– US Naval Academy shuttered – Midshipman curriculum to consist of  instructional training video “Annapolis”

– The next Arleigh Burke-class destroyers will be named USS Comcast (DDG 117) and USS Verizon (DDG 118) in a landmark sponsorship/naming rights deal

– Services’ Unfunded Requirements Lists posted to Kickstarter

– AirSea strategy outsourced to members of “Earth, Wind & Fire” 

– Navy SEALS will moonlight as personal trainers and facilities attendants at fleet recreation centers and gyms

– Littoral Combat Ship production line replaced with Literal Pocket Battleships

– Latest Aegis upgrades to include dual-sided 8×8 peg boards; sound effects

– Navy’s contribution to the interservice F-35 Joint Strike Fighter program to consist of home-made cookies and punch at meetings

– Carrier pigeons will augment carrier fleet

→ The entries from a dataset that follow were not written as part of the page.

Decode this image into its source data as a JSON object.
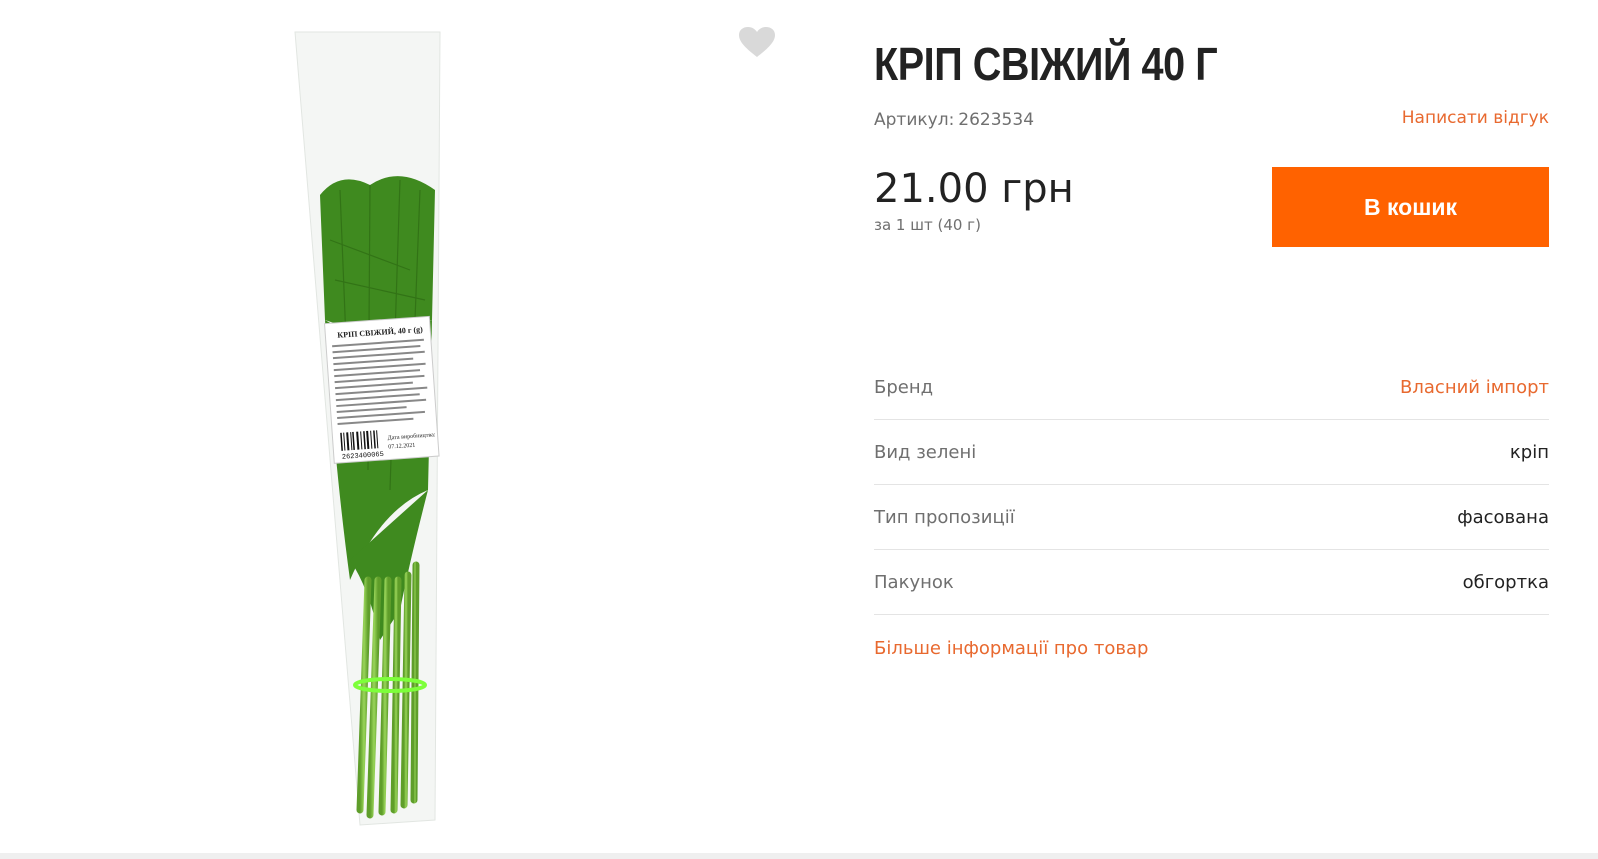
{
  "product": {
    "title": "КРІП СВІЖИЙ 40 Г",
    "sku_label": "Артикул:",
    "sku_value": "2623534",
    "review_link": "Написати відгук",
    "price": "21.00 грн",
    "price_unit": "за 1 шт (40 г)",
    "cart_button": "В кошик"
  },
  "specs": [
    {
      "label": "Бренд",
      "value": "Власний імпорт"
    },
    {
      "label": "Вид зелені",
      "value": "кріп"
    },
    {
      "label": "Тип пропозиції",
      "value": "фасована"
    },
    {
      "label": "Пакунок",
      "value": "обгортка"
    }
  ],
  "more_info_link": "Більше інформації про товар",
  "image_label": {
    "title": "КРІП СВІЖИЙ, 40 г (g)",
    "barcode_digits": "2623400065",
    "date_label": "Дата виробництва:",
    "date_value": "07.12.2021"
  },
  "colors": {
    "accent": "#ff6200",
    "link": "#e8692f",
    "muted_text": "#6f6f6f",
    "divider": "#e4e4e4"
  },
  "icons": {
    "wishlist": "heart-icon"
  }
}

– Racing stripes stand in for scheduled F-18 Super Hornet upgrades

– Taking cue from NASCAR, Navy to sell advertising space on warships

– Forced to scrap railgun program, the Office of Naval Reasearch will keep excitement about future weapons alive by testing railroad guns aboard fleet surface vessels

– “Pivot to the Pacific” rebranded the “Amble to Asia”

– Galley cooks will serve dual-duty as galley oarsmen

– Retirement pension after 20 years of service cut in favor of coupon book for service-members in their fleet concentration area of choice

– Fleet shipbuilding plan will include lifeboats in its 300 ship Navy total

Fostering the Discussion on Securing the Seas.

Skip to toolbar